Giving Taxpayer Rights a Seat at the Table
Posted: 25 Feb 2019
Date Written: February 8, 2019
How can Congress’ codifying the taxpayer bill of rights make a meaningful difference for tax administration? This is a question that will likely confront academics, policymakers and judges in the next few years. In late 2015, Congress codified the rights that the Internal Revenue Service administratively adopted in 2014, explicitly requiring that the Commissioner ensure that IRS employees receive training and act in accord with them. A recent article by Professors Alice Abreu and Richard Greenstein refers to the codification of TBOR having the power to “transform the tax practice and the relationship between taxpayers and the IRS.” Yet the statute itself is silent on the practical effect of IRS violations of any of the rights and fails to include a specific remedy or enforcement mechanism when the IRS acts inconsistently with or violates those rights. In Facebook v IRS, a federal district court concluded that at least with respect to one of the enumerated taxpayer rights (the right to appeal a decision in an independent forum), the right is not enforceable by taxpayers. This development highlights a central weakness in the current law, namely that there is no formal way to ensure that IRS employees act consistently with or even consider taxpayer rights. In this essay I propose a way to change this shortcoming. I argue that we should focus on rulemaking as a way to operationalize taxpayer rights. Congress should explicitly require the IRS to consider the impact of guidance on taxpayer rights prior to promulgating regulations and other guidance. In so doing, Congress should rely on and expand the role of the office within the IRS that is deeply associated with the increased importance of taxpayer rights, the Taxpayer Advocate Service (TAS).

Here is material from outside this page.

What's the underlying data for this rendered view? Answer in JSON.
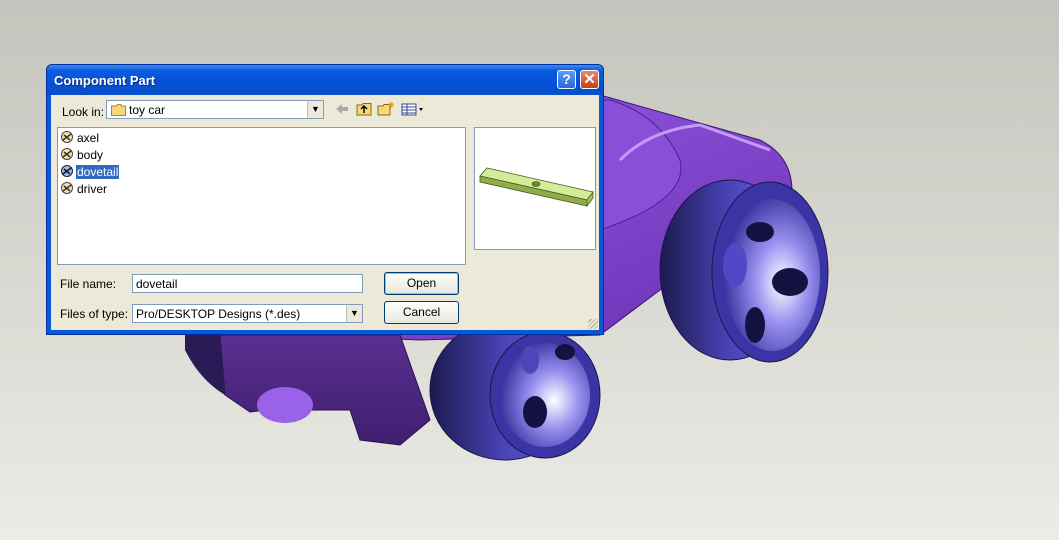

Keywords: Taxpayer Rights, Taxpayer Advocate Service, Administrative Procedure Act, Notice and Comment
JEL Classification: K34, K23
Suggested Citation: Suggested Citation